### Dataset

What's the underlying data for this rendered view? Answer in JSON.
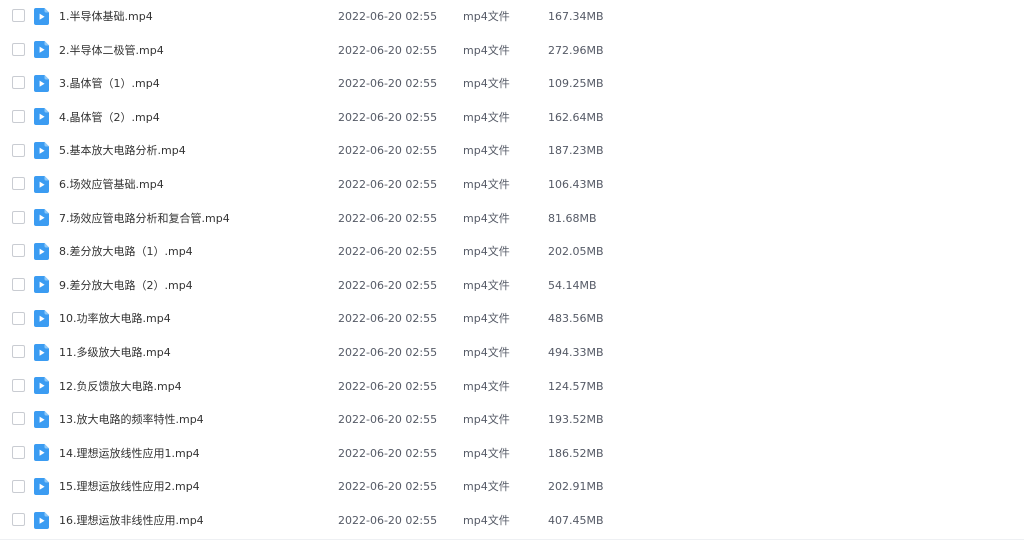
{
  "colors": {
    "icon_bg": "#3b9cf2",
    "icon_fold": "#8cc8f8",
    "icon_play": "#ffffff"
  },
  "files": [
    {
      "name": "1.半导体基础.mp4",
      "date": "2022-06-20 02:55",
      "type": "mp4文件",
      "size": "167.34MB"
    },
    {
      "name": "2.半导体二极管.mp4",
      "date": "2022-06-20 02:55",
      "type": "mp4文件",
      "size": "272.96MB"
    },
    {
      "name": "3.晶体管（1）.mp4",
      "date": "2022-06-20 02:55",
      "type": "mp4文件",
      "size": "109.25MB"
    },
    {
      "name": "4.晶体管（2）.mp4",
      "date": "2022-06-20 02:55",
      "type": "mp4文件",
      "size": "162.64MB"
    },
    {
      "name": "5.基本放大电路分析.mp4",
      "date": "2022-06-20 02:55",
      "type": "mp4文件",
      "size": "187.23MB"
    },
    {
      "name": "6.场效应管基础.mp4",
      "date": "2022-06-20 02:55",
      "type": "mp4文件",
      "size": "106.43MB"
    },
    {
      "name": "7.场效应管电路分析和复合管.mp4",
      "date": "2022-06-20 02:55",
      "type": "mp4文件",
      "size": "81.68MB"
    },
    {
      "name": "8.差分放大电路（1）.mp4",
      "date": "2022-06-20 02:55",
      "type": "mp4文件",
      "size": "202.05MB"
    },
    {
      "name": "9.差分放大电路（2）.mp4",
      "date": "2022-06-20 02:55",
      "type": "mp4文件",
      "size": "54.14MB"
    },
    {
      "name": "10.功率放大电路.mp4",
      "date": "2022-06-20 02:55",
      "type": "mp4文件",
      "size": "483.56MB"
    },
    {
      "name": "11.多级放大电路.mp4",
      "date": "2022-06-20 02:55",
      "type": "mp4文件",
      "size": "494.33MB"
    },
    {
      "name": "12.负反馈放大电路.mp4",
      "date": "2022-06-20 02:55",
      "type": "mp4文件",
      "size": "124.57MB"
    },
    {
      "name": "13.放大电路的频率特性.mp4",
      "date": "2022-06-20 02:55",
      "type": "mp4文件",
      "size": "193.52MB"
    },
    {
      "name": "14.理想运放线性应用1.mp4",
      "date": "2022-06-20 02:55",
      "type": "mp4文件",
      "size": "186.52MB"
    },
    {
      "name": "15.理想运放线性应用2.mp4",
      "date": "2022-06-20 02:55",
      "type": "mp4文件",
      "size": "202.91MB"
    },
    {
      "name": "16.理想运放非线性应用.mp4",
      "date": "2022-06-20 02:55",
      "type": "mp4文件",
      "size": "407.45MB"
    }
  ],
  "icons": {
    "row_checkbox": "checkbox-icon",
    "row_file": "video-file-icon"
  }
}
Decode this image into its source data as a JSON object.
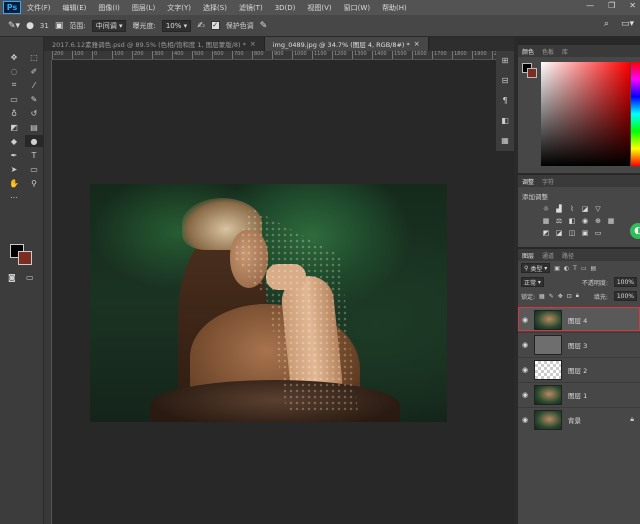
{
  "app": {
    "logo": "Ps"
  },
  "menu": [
    "文件(F)",
    "编辑(E)",
    "图像(I)",
    "图层(L)",
    "文字(Y)",
    "选择(S)",
    "滤镜(T)",
    "3D(D)",
    "视图(V)",
    "窗口(W)",
    "帮助(H)"
  ],
  "window_controls": {
    "minimize": "—",
    "restore": "❐",
    "close": "✕"
  },
  "options": {
    "brush_size": "31",
    "range_label": "范围:",
    "range_value": "中间调",
    "exposure_label": "曝光度:",
    "exposure_value": "10%",
    "protect_tones_label": "保护色调"
  },
  "tabs": [
    {
      "title": "2017.6.12素雅调色.psd @ 89.5% (色相/饱和度 1, 图层蒙版/8) *",
      "close": "×"
    },
    {
      "title": "img_0489.jpg @ 34.7% (图层 4, RGB/8#) *",
      "close": "×"
    }
  ],
  "ruler_ticks": [
    "200",
    "100",
    "0",
    "100",
    "200",
    "300",
    "400",
    "500",
    "600",
    "700",
    "800",
    "900",
    "1000",
    "1100",
    "1200",
    "1300",
    "1400",
    "1500",
    "1600",
    "1700",
    "1800",
    "1900",
    "2000"
  ],
  "panels": {
    "color_tabs": [
      "颜色",
      "色板",
      "库"
    ],
    "adjust_tabs": [
      "调整",
      "字符"
    ],
    "adjust_title": "添加调整",
    "layers_tabs": [
      "图层",
      "通道",
      "路径"
    ],
    "filter_kind": "类型",
    "blend_mode": "正常",
    "opacity_label": "不透明度:",
    "opacity_value": "100%",
    "lock_label": "锁定:",
    "fill_label": "填充:",
    "fill_value": "100%"
  },
  "layers": [
    {
      "name": "图层 4",
      "thumb": "photo",
      "selected": true
    },
    {
      "name": "图层 3",
      "thumb": "gray",
      "selected": false
    },
    {
      "name": "图层 2",
      "thumb": "checker",
      "selected": false
    },
    {
      "name": "图层 1",
      "thumb": "photo",
      "selected": false
    },
    {
      "name": "背景",
      "thumb": "photo",
      "selected": false,
      "locked": true
    }
  ],
  "colors": {
    "foreground": "#000000",
    "background": "#7c2d22",
    "accent_red": "#d9363e",
    "adjust_green": "#2fbf5a"
  }
}
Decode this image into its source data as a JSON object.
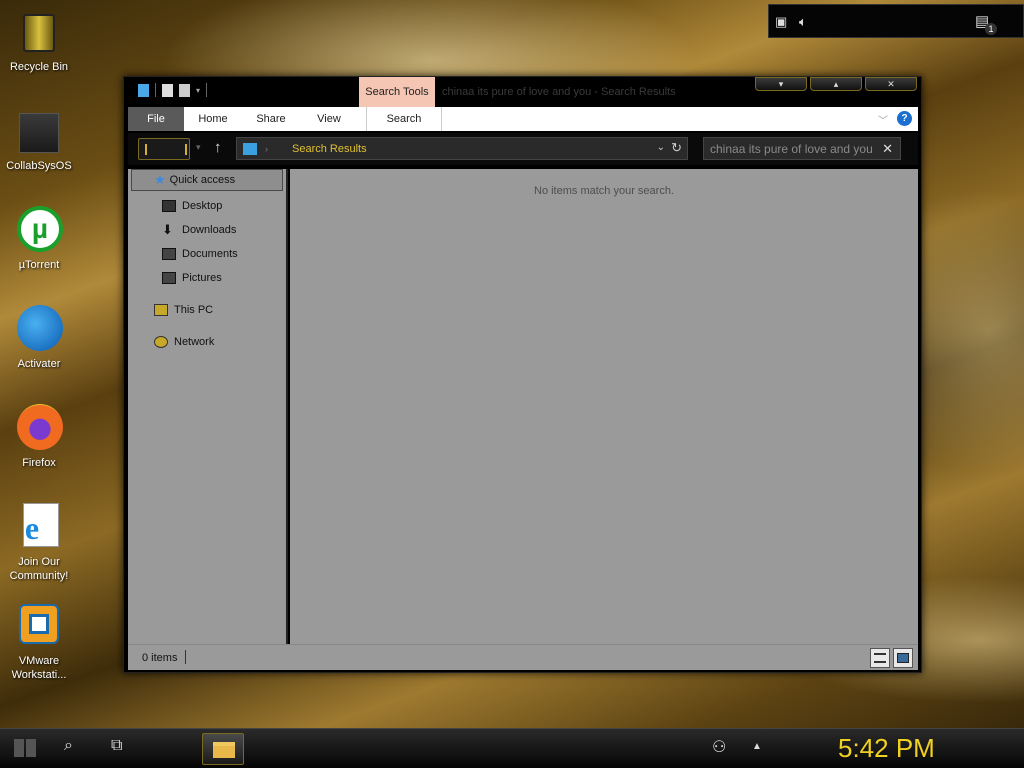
{
  "desktop": {
    "icons": [
      {
        "label": "Recycle Bin"
      },
      {
        "label": "CollabSysOS"
      },
      {
        "label": "µTorrent"
      },
      {
        "label": "Activater"
      },
      {
        "label": "Firefox"
      },
      {
        "label": "Join Our Community!"
      },
      {
        "label": "VMware Workstati..."
      }
    ]
  },
  "window": {
    "contextual_tab": "Search Tools",
    "title": "chinaa its pure of love and you - Search Results",
    "ribbon": {
      "tabs": [
        "File",
        "Home",
        "Share",
        "View",
        "Search"
      ]
    },
    "address": {
      "path": "Search Results"
    },
    "search": {
      "value": "chinaa its pure of love and you"
    },
    "nav": {
      "items": [
        {
          "label": "Quick access",
          "icon": "star-icon"
        },
        {
          "label": "Desktop",
          "icon": "desktop-icon"
        },
        {
          "label": "Downloads",
          "icon": "download-arrow-icon"
        },
        {
          "label": "Documents",
          "icon": "documents-icon"
        },
        {
          "label": "Pictures",
          "icon": "pictures-icon"
        },
        {
          "label": "This PC",
          "icon": "computer-icon"
        },
        {
          "label": "Network",
          "icon": "network-icon"
        }
      ]
    },
    "content": {
      "empty_message": "No items match your search."
    },
    "status": {
      "count": "0 items"
    }
  },
  "taskbar": {
    "clock": "5:42 PM",
    "notification_count": "1"
  },
  "colors": {
    "accent": "#e0c030",
    "context_tab": "#f6c6b4",
    "pane_bg": "#9a9a9a"
  }
}
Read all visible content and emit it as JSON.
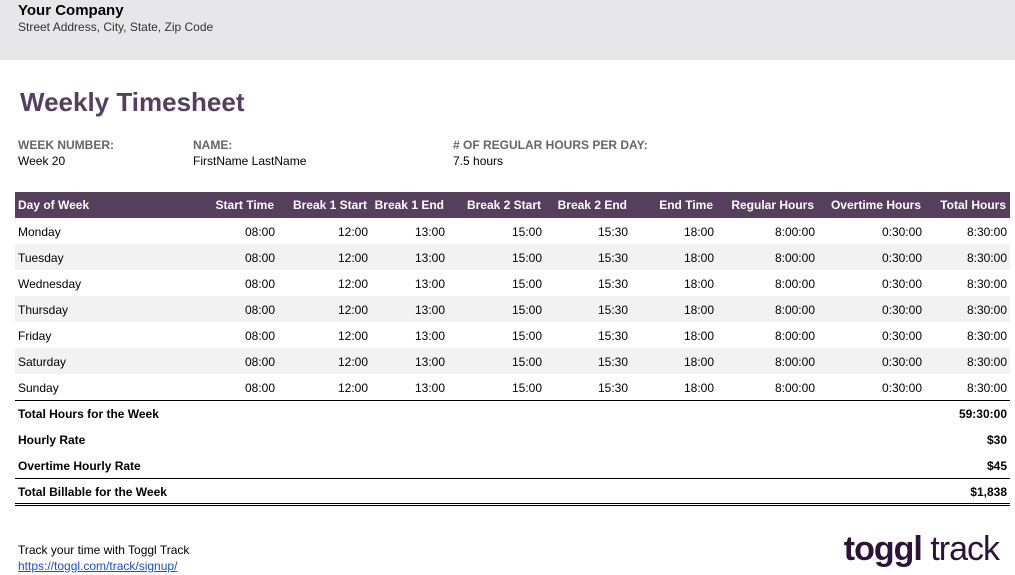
{
  "company": {
    "name": "Your Company",
    "address": "Street Address, City, State, Zip Code"
  },
  "title": "Weekly Timesheet",
  "meta": [
    {
      "label": "WEEK NUMBER:",
      "value": "Week 20"
    },
    {
      "label": "NAME:",
      "value": "FirstName LastName"
    },
    {
      "label": "# OF REGULAR HOURS PER DAY:",
      "value": "7.5 hours"
    }
  ],
  "table": {
    "headers": [
      "Day of Week",
      "Start Time",
      "Break 1 Start",
      "Break 1 End",
      "Break 2 Start",
      "Break 2 End",
      "End Time",
      "Regular Hours",
      "Overtime Hours",
      "Total Hours"
    ],
    "rows": [
      [
        "Monday",
        "08:00",
        "12:00",
        "13:00",
        "15:00",
        "15:30",
        "18:00",
        "8:00:00",
        "0:30:00",
        "8:30:00"
      ],
      [
        "Tuesday",
        "08:00",
        "12:00",
        "13:00",
        "15:00",
        "15:30",
        "18:00",
        "8:00:00",
        "0:30:00",
        "8:30:00"
      ],
      [
        "Wednesday",
        "08:00",
        "12:00",
        "13:00",
        "15:00",
        "15:30",
        "18:00",
        "8:00:00",
        "0:30:00",
        "8:30:00"
      ],
      [
        "Thursday",
        "08:00",
        "12:00",
        "13:00",
        "15:00",
        "15:30",
        "18:00",
        "8:00:00",
        "0:30:00",
        "8:30:00"
      ],
      [
        "Friday",
        "08:00",
        "12:00",
        "13:00",
        "15:00",
        "15:30",
        "18:00",
        "8:00:00",
        "0:30:00",
        "8:30:00"
      ],
      [
        "Saturday",
        "08:00",
        "12:00",
        "13:00",
        "15:00",
        "15:30",
        "18:00",
        "8:00:00",
        "0:30:00",
        "8:30:00"
      ],
      [
        "Sunday",
        "08:00",
        "12:00",
        "13:00",
        "15:00",
        "15:30",
        "18:00",
        "8:00:00",
        "0:30:00",
        "8:30:00"
      ]
    ]
  },
  "summary": [
    {
      "label": "Total Hours for the Week",
      "value": "59:30:00"
    },
    {
      "label": "Hourly Rate",
      "value": "$30"
    },
    {
      "label": "Overtime Hourly Rate",
      "value": "$45"
    },
    {
      "label": "Total Billable for the Week",
      "value": "$1,838"
    }
  ],
  "footer": {
    "text": "Track your time with Toggl Track",
    "link": "https://toggl.com/track/signup/"
  },
  "logo": {
    "bold": "toggl",
    "light": "track"
  },
  "colors": {
    "accent": "#553f5c",
    "header_bg": "#e7e6e9",
    "alt_row": "#f2f2f2"
  }
}
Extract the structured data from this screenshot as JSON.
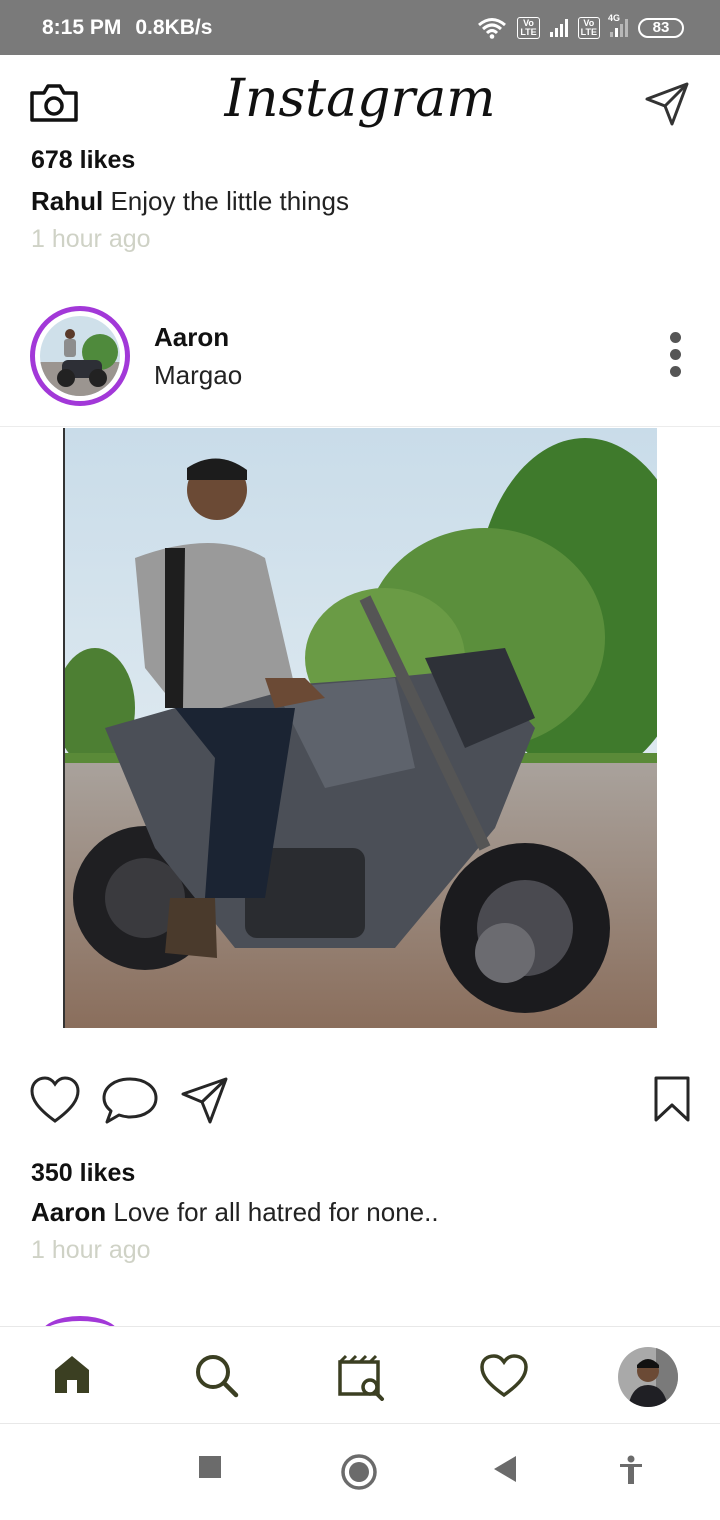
{
  "status_bar": {
    "time": "8:15 PM",
    "speed": "0.8KB/s",
    "volte_label": "Vo\nLTE",
    "network_4g": "4G",
    "battery": "83"
  },
  "header": {
    "logo_text": "Instagram"
  },
  "previous_post": {
    "likes": "678 likes",
    "username": "Rahul",
    "caption": "Enjoy the little things",
    "time": "1 hour ago"
  },
  "post": {
    "username": "Aaron",
    "location": "Margao",
    "likes": "350 likes",
    "caption_user": "Aaron",
    "caption": "Love for all hatred for none..",
    "time": "1 hour ago"
  },
  "icons": {
    "camera": "camera-icon",
    "direct": "paper-plane-icon",
    "more": "more-vertical-icon",
    "like": "heart-icon",
    "comment": "comment-icon",
    "share": "paper-plane-icon",
    "save": "bookmark-icon",
    "home": "home-icon",
    "search": "search-icon",
    "reels": "reels-search-icon",
    "activity": "heart-icon",
    "profile": "profile-avatar",
    "sys_recents": "square-icon",
    "sys_home": "circle-icon",
    "sys_back": "triangle-back-icon",
    "sys_accessibility": "accessibility-icon"
  },
  "colors": {
    "story_ring": "#a238d8",
    "nav_icon": "#3b3f22",
    "timestamp": "#cfd2c6",
    "status_bar_bg": "#7a7a7a"
  }
}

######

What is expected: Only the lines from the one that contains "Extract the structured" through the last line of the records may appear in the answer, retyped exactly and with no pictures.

Written answer:
Extract the structured data from this screenshot as JSON.
{
  "status_bar": {
    "time": "8:15 PM",
    "speed": "0.8KB/s",
    "volte_label": "Vo\nLTE",
    "network_4g": "4G",
    "battery": "83"
  },
  "header": {
    "logo_text": "Instagram"
  },
  "previous_post": {
    "likes": "678 likes",
    "username": "Rahul",
    "caption": "Enjoy the little things",
    "time": "1 hour ago"
  },
  "post": {
    "username": "Aaron",
    "location": "Margao",
    "likes": "350 likes",
    "caption_user": "Aaron",
    "caption": "Love for all hatred for none..",
    "time": "1 hour ago"
  },
  "icons": {
    "camera": "camera-icon",
    "direct": "paper-plane-icon",
    "more": "more-vertical-icon",
    "like": "heart-icon",
    "comment": "comment-icon",
    "share": "paper-plane-icon",
    "save": "bookmark-icon",
    "home": "home-icon",
    "search": "search-icon",
    "reels": "reels-search-icon",
    "activity": "heart-icon",
    "profile": "profile-avatar",
    "sys_recents": "square-icon",
    "sys_home": "circle-icon",
    "sys_back": "triangle-back-icon",
    "sys_accessibility": "accessibility-icon"
  },
  "colors": {
    "story_ring": "#a238d8",
    "nav_icon": "#3b3f22",
    "timestamp": "#cfd2c6",
    "status_bar_bg": "#7a7a7a"
  }
}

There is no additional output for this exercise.